The Standard Model of particle physics divides elementary particles of matter into separate families: leptons and quarks. Each family consists of six particles, which are related in pairs, or “generations”. The lightest and most stable particles make up the first generation, whereas the heavier and less stable particles belong to the second and third generations. The six leptons are arranged in three generations – the “electron” and the “electron neutrino”, the “muon” and the “muon neutrino”, and the “tau” and the “tau neutrino”.The six quarks are similarly paired in three generations – the “up quark” and the “down quark” form the first generation, followed by the “charm quark” and “strange quark”, then the “top quark” and “bottom (or beauty) quark”.  (Image: Daniel Dominguez/CERN)

If leptoquarks exist, they would be very heavy and quickly transform, or “decay”, into more stable leptons or quarks. Previous experiments at the SPS and LEP at CERN, HERA at DESY and the Tevatron at Fermilab have looked at decays to first- and second-generation particles. Searches for third-generation leptoquarks (LQ3) were first performed at the Tevatron, and are now being explored at the Large Hadron Collider (LHC).

Since leptoquarks would transform into a lepton and a quark, LHC searchers look for telltale signatures in the distributions of these “decay products”. In the case of third-generation leptoquarks, the lepton could be a tau or a tau neutrino while the quark could be a top or bottom.

In a recent paper, using data collected in 2016 at a collision energy of 13 TeV, the Compact Muon Solenoid (CMS) collaboration at the LHC presented the results of searches for third-generation leptoquarks, where every LQ3 produced in the collisions initially transformed into a tau-top pair.

Because colliders produce particles and antiparticles at the same time, CMS specifically searched for the presence of leptoquark-antileptoquark pairs in collision events containing the remnants of a top quark, an antitop quark, a tau lepton and an antitau lepton. Further, because leptoquarks have never been seen before and their properties remain a mystery, physicists rely on sophisticated calculations based on known parameters to look for them. These parameters include the energy of the collisions and expected background levels, constrained by the possible values for the mass and spin of the hypothetical particle. Through these calculations, the scientists can estimate how many leptoquarks might have been produced in a particular data set of proton-proton collisions and how many might have been transformed into the end products their detectors can look for.
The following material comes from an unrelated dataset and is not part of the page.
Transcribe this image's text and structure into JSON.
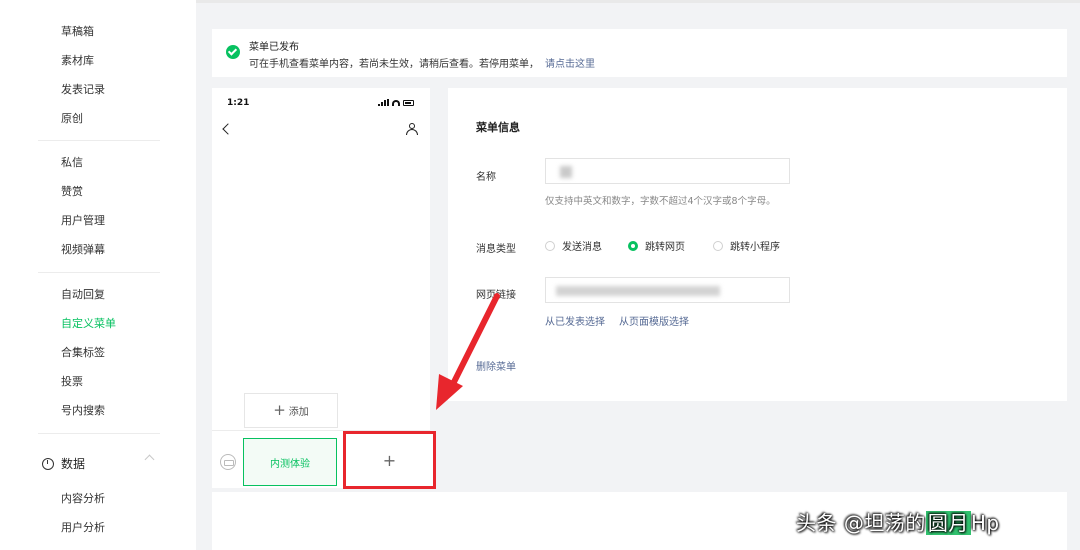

“Leptoquarks have become one of the most tantalising ideas for extending our calculations, as they make it possible to explain several observed anomalies. At the LHC we are making every effort to either prove or exclude their existence,” says Roman Kogler, a physicist on CMS who worked on this search.

After sifting through collision events looking for specific characteristics, CMS saw no excess in the data that might point to the existence of third-generation leptoquarks. The scientists were therefore able to conclude that any LQ3 that transform exclusively to a top-tau pair would need to be at least 900 GeV in mass, or around five times heavier than the top quark, the heaviest particle we have observed.

The limits placed by CMS on the mass of third-generation leptoquarks are the tightest so far. CMS has also searched for third-generation leptoquarks that transform into a tau lepton and a bottom quark, concluding that such leptoquarks would need to be at least 740 GeV in mass. However, it is important to note that this result comes from the examination of only a fraction of LHC data at 13 TeV, from 2016. Further searches from CMS and ATLAS that take into account data from 2017 as well as the forthcoming run of 2018 will ensure that the LHC can continue to test theories about the fundamental nature of our universe.

See also “CMS searches for third-generation leptoquarks” in the CERN Courier’s April 2018 issue.